Review Summary: A good album and an improvement on 2005's 'Garden Ruin', but not as good as it could have been, sounding a bit like it's stuck between Calexico's early cinematic and atmospheric rock and newer poppier sound
When deciding on a band name, Calexico really made an excellent choice. Named after a Californian town on the Mexico/America border, itself a mixture of the words ‘California’ and ‘Mexico’, ‘Calexico’ symbolised the blending of Mexican and American cultures and music. This was a formula that the band perfected with their unique fusion of traditional American folk and Mexican mariachi music, using both to create magnificent soundscapes that brought to mind images of driving through the desert.
2006’s ‘Garden Ruin’ saw Calexico, possibly influenced by their work with Iron & Wine, leaving their previous over-the-top and rich cinematic style and much of the Mexican influences, and replacing them with a more lo-fi, poppy and subdued, and unfortunately as a result, much less interesting, indie-folk style. This change was very unpopular with much of their fan base, so ‘Carried to Dust’, as the name implies, attempts to recapture the striking Spaghetti Western atmosphere that made Calexico so good in the first place.

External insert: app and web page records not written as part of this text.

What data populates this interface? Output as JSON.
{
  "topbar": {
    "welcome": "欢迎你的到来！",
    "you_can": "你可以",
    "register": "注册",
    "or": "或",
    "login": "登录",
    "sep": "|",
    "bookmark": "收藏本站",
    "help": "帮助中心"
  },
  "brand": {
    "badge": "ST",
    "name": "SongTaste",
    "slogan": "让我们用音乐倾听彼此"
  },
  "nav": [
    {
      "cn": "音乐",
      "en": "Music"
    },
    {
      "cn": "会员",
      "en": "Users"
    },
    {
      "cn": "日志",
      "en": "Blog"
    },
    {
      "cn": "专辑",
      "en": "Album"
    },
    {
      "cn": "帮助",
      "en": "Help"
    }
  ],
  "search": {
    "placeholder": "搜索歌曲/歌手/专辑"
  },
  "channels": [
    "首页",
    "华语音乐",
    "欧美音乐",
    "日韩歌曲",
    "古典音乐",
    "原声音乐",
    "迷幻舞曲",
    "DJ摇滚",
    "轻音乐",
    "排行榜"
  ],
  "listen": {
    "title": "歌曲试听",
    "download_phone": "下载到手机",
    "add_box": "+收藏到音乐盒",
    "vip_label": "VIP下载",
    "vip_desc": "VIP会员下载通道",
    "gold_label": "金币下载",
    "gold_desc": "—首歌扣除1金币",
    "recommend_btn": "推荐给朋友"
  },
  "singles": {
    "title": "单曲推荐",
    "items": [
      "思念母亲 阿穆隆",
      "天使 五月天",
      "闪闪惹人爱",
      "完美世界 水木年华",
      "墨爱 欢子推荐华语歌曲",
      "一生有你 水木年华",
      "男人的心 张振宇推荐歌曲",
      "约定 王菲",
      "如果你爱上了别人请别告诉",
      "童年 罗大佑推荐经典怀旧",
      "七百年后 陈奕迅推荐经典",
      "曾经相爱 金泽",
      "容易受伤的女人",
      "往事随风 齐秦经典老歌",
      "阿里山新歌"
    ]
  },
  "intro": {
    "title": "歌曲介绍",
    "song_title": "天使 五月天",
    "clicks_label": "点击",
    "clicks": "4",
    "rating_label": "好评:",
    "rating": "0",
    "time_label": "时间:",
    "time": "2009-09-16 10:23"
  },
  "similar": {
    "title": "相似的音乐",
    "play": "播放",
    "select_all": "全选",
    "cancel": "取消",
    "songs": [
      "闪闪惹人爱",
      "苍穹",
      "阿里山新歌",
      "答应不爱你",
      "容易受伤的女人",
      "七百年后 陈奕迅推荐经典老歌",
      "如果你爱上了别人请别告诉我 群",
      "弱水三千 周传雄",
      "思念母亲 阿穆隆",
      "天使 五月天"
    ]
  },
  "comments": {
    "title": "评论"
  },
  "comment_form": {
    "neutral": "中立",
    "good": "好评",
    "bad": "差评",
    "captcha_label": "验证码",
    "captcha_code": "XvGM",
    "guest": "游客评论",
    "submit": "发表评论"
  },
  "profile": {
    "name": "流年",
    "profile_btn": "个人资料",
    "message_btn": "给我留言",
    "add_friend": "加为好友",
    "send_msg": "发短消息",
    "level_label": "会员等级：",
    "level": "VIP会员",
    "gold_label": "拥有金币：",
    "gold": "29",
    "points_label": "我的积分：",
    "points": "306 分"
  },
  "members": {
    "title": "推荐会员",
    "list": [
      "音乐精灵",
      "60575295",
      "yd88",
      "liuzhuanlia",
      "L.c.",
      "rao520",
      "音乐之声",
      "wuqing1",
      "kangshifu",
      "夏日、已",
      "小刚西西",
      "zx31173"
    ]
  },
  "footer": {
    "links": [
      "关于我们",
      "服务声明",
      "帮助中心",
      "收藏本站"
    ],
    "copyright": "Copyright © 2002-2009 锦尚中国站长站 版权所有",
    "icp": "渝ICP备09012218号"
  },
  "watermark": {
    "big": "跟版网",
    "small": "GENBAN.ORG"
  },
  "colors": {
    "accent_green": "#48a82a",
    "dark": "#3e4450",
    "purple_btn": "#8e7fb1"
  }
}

The problem is that Calexico seem reluctant to leave their new minimalistic style, and don’t quite succeed in capturing the atmosphere of their earlier albums like ‘Feast of Wire’ with it. ‘Feast of Wire’ used violins, trumpets, accordions and all sorts of instruments over sparse drumming and epic vast sweeping pedal steel guitar soundscapes to create the desert atmosphere, and mixed together influences from jazz to country music, but the simplified structure here doesn’t quite give the atmosphere enough room to grow. 1991’s ‘The Black Light’ was also quite minimalistic compared to ’Feast of Wire’ but the dark and bleak mood that was present in it is missing here completely.
The Mariachi element does make a slight return, but now feels forced and maybe even a bit gimmicky. The horns are downplayed, hidden away to small sections of a few songs, and the album opener ‘Victor Jara's Hands’ and ‘Inspiracion’ contain some brief singing in Spanish, to add to Joey Burn’s whispery vocals.
As a result, this album feels stuck in the middle of the two styles - not atmospheric enough for their old style and just about poppy enough for the new one to be really successful. Saying that, there are some gems on here. The album starts fantastically. ‘Victor Jara’s Hands’ for example, is a folk song of absolute beauty, and ‘Two Silver Trees’ is a pretty ballad with a great melody, though admittedly not a lot more.
Unfortunately there are a lot of songs that just don’t work. The filler tracks appear around the middle of the album, so it becomes easy to have lost interest in the album by the end. At times it can be slightly surprising like the lively ‘Man Made Lake’ complete with distorted guitar, a country song, ‘Slowness’ and the guest vocals in ‘Inspication’ (Iron & Wine, Pieta Brown and Tortoise bassist Doug McCombs all make appearances) but it’s not enough to keep the album consistently interesting. There is a lack of the experimentation found in previous Calexico releases and except for a saxophone on part of one of the best tracks, ‘Bend In the Road’, no jazz songs that the band once excelled in.
‘Carried to Dust’ contains just enough change to prevent it from sounding the same as a million other indie-folk bands of the sort that Calexico used to tower over, albeit a bit better than most. It’s a step in the right direction for Calexico after ‘Garden Ruin’, but not far enough.